An NBCSL event in Atlanta was the second most popular Tennessee legislator destination last year, drawing 13 members of the state’s Legislative Black Caucus. Most drove to the five-day event in early December, collecting a maximum of $880 in per diem at the $176 rate then in effect. The top hotel bill was $607 for those counting it as an all-expense-paid trip.
Four state representatives made three out-of-state trips last year. They were Reps. Joe Armstrong, D-Knoxville; Barbara Cooper, D-Memphis; Charles Curtiss, D-Sparta; former Rep. Eddie Yokley, D-Greeneville, who was defeated in his bid for re-election.
Another four had two trips. They were Reps. Frank Niceley, R-Strawberry Plains; Johnny Shaw, D-Jackson; Eric Watson, R-Cleveland; and House Speaker Emeritus Jimmy Naifeh, D-Covington.
All legislators are paid per diem each day the General Assembly is in session for committees or House and Senate floor meetings, but they must apply for the payments when the Legislature is out-of-session, whether the activity occurs within the state or out of state.
Harwell does not bill for any per diem payments, but does accept the in-session per diem payments, then donates the money to charity, Watkins said.
“When we are in session, members are automatically granted their per diem without filling out any paperwork,” she said in an email. “When we are not in session, members must fill out per diem requests, and have them approved by our office.
“The Speaker takes her per diem during session and donates it to charity.

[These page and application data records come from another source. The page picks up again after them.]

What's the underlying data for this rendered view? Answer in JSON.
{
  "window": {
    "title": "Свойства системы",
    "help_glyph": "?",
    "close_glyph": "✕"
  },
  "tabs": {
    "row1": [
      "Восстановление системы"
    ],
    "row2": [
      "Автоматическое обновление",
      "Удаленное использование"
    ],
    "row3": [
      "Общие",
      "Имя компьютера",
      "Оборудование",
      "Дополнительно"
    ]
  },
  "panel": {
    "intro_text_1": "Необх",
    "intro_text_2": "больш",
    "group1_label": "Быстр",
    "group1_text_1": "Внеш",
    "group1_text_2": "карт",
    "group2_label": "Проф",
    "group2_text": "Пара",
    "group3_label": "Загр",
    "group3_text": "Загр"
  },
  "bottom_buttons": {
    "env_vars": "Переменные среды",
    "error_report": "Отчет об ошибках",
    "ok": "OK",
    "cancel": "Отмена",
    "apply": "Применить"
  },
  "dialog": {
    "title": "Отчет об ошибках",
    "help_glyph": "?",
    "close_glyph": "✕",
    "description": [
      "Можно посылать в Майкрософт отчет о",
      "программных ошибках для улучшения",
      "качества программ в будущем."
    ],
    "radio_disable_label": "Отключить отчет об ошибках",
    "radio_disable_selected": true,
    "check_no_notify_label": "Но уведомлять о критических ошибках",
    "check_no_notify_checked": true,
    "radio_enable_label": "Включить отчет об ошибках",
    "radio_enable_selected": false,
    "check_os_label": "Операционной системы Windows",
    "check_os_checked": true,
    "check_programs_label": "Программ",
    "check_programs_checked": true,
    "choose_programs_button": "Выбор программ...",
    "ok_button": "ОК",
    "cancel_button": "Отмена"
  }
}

She simply chooses not to fill out the paperwork to bill for per diem out of session,” Watkins said.
(Note: This is an unedited version of a story appearing in Monday’s News Sentinel.)